Here’s a situation every man will relate to, even if they don’t admit it: You just got home from a long day of work, during which your balls were cramped between your underwear and your thigh. You reach down to rearrange your fellows, maybe enthusiastically scratch that lingering itch. And as you remove your hands from your briefs, you’re overcome with the irresistible urge to sniff the two (or three) fingers that just dug deeply into your nutsack.
You might try to resist the urge, maintain some semblance of evolved human decency, but you fail: Of course you fail. Your ball stench is like a drug to you. You huff your stank fingers, then go about your day, weirdly satisfied.
Why men — all men (and apparently women, too!) — do this remains a mystery. Are they performing a smell check to see if everything’s okay down there? Is it simple, primitive curiosity? One Reddit user argues that it’s just a matter of personal pleasure:
I don’t know if all guys do it, and I don’t do it in public or around people. But if I’m alone and scratch my balls, I definitely do it. Also when I get done working out and jump in the shower I also my sniff my sweaty briefs where my balls rested, then I’ll scratch my nuts and smell my fingers. The answer as to why I do this is actually pretty simple: I like the smell of my balls. [sic]
But there has to be more to it than that (please, God, let there be more to it than that). Looking for reassurance, we searched far and wide for more concrete answers. We asked organic chemists. We asked primary care specialists. We even asked evolutionary psychologists. No one wanted to answer our question. Our love of our own ball smell, we feared, would remain a mystery.
But finally! One responded: Biopsychologist Nigel Barber, who specializes in sexual and reproductive behavior using an evolutionary approach. According to Barber, neither hygiene nor curiosity is the reason for this infatuation. Instead, he theorizes that men sniff their ball-sweat-smelling fingers to feel more alive.

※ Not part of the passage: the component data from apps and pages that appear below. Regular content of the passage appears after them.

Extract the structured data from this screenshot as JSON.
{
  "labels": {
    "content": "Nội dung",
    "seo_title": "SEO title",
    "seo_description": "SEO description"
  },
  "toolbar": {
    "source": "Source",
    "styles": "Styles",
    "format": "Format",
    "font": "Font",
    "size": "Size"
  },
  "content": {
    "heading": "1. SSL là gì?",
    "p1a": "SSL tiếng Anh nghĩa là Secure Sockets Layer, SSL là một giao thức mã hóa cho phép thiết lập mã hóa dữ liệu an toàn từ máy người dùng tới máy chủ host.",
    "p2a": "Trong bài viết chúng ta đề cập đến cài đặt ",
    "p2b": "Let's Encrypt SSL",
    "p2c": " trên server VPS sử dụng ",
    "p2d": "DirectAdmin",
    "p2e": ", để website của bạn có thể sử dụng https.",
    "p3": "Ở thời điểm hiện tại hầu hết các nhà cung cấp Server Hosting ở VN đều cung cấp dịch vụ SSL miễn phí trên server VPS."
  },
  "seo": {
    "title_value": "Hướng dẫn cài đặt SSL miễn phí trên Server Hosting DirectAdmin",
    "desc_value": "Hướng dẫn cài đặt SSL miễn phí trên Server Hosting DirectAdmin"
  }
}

“I doubt that sensing our own odors or pheromones is related to hygiene,” he tells me. “Perhaps it’s an example of self-referential behavior analogous to looking at oneself in a mirror. In each case, the perception of self may elevate mood and boost self-esteem. Presumably, people who preen before a mirror feel better as a result and perception of body odors may be similar. Interestingly, though, dogs — that aren’t self-aware — have little interest in their own scent.”
In simpler terms, sniffing your ball smell is reassuring, because it solidifies the fact that you’re a unique human being — one who makes a unique smell, albeit probably not one anyone else would appreciate.
Barber adds that our instinctive attraction to our own scent is essentially a form of egoism, a philosophical theory that recognizes the self above all else. Which is fair: There’s truly nothing like a hefty whiff of your own scrotum odor to remind you that you’re living life in your own unique way.